    The '80s seemed like a time of wild financial abandon, when the money and hairspray flowed freely. But Jules should have known that borrowing money against her future paychecks was a bad idea that would lead to everything she owned being repossessed (except for the way-too-long curtains that were left to billow ominously as she had a total breakdown).

  4. <iframe src="//www.youtube.com/embed/ZYYCSEV-i1Y" frameborder="0" allowfullscreen></iframe>

    SHARE IT

    0 Comments
    See All Slides
    2 of 9

    Rebecca Bloomwood (Confessions of a Shopaholic)

    You might think the worst decision Rebecca makes is spending thousands of dollars she doesn't have on designer clothes, but really, it's getting a job at a print magazine in 2009. (And encasing her credit card in something that's as easily destructible as ice.)

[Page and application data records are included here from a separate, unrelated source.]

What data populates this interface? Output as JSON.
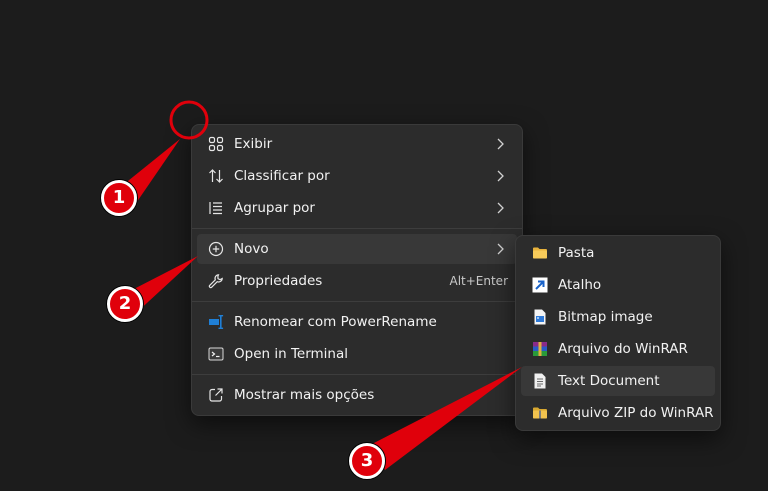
{
  "main_menu": {
    "items": [
      {
        "label": "Exibir",
        "icon": "grid-icon",
        "submenu": true
      },
      {
        "label": "Classificar por",
        "icon": "sort-icon",
        "submenu": true
      },
      {
        "label": "Agrupar por",
        "icon": "group-list-icon",
        "submenu": true
      },
      {
        "label": "Novo",
        "icon": "plus-circle-icon",
        "submenu": true
      },
      {
        "label": "Propriedades",
        "icon": "wrench-icon",
        "shortcut": "Alt+Enter"
      },
      {
        "label": "Renomear com PowerRename",
        "icon": "powerrename-icon"
      },
      {
        "label": "Open in Terminal",
        "icon": "terminal-icon"
      },
      {
        "label": "Mostrar mais opções",
        "icon": "share-more-icon"
      }
    ]
  },
  "sub_menu": {
    "items": [
      {
        "label": "Pasta",
        "icon": "folder-icon"
      },
      {
        "label": "Atalho",
        "icon": "shortcut-arrow-icon"
      },
      {
        "label": "Bitmap image",
        "icon": "bitmap-file-icon"
      },
      {
        "label": "Arquivo do WinRAR",
        "icon": "winrar-icon"
      },
      {
        "label": "Text Document",
        "icon": "text-document-icon"
      },
      {
        "label": "Arquivo ZIP do WinRAR",
        "icon": "zip-folder-icon"
      }
    ]
  },
  "annotations": {
    "badges": [
      "1",
      "2",
      "3"
    ]
  },
  "colors": {
    "background": "#1c1c1c",
    "menu": "#2c2c2c",
    "highlight": "#383838",
    "annotation_red": "#e0000b"
  }
}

  5. <iframe src="//www.youtube.com/embed/8H-O4mdWLFQ" frameborder="0" allowfullscreen></iframe>

    SHARE IT

    0 Comments
    See All Slides
    3 of 9

    Dewey Finn (School of Rock)

    A successful financial plan should never rest on your ability to win Battle of the Bands, no matter how skilled your guitarist is.

  6. <iframe src="//www.youtube.com/embed/cv01Mcdf8rI" frameborder="0" allowfullscreen></iframe>

    SHARE IT

    0 Comments
    See All Slides
    4 of 9

    Ben Stone (Knocked Up)

    Actually, most of the men in Judd Apatow's movies aren't great with money (except the 40-year-old virgin — action figures were a solid investment), but Ben is a superstar of bad money management. He lives off a government settlement and doesn't even bother to check whether his get-rich-quick website idea already exists. Luckily, all his money woes can be handled in one "man-child grows up" montage.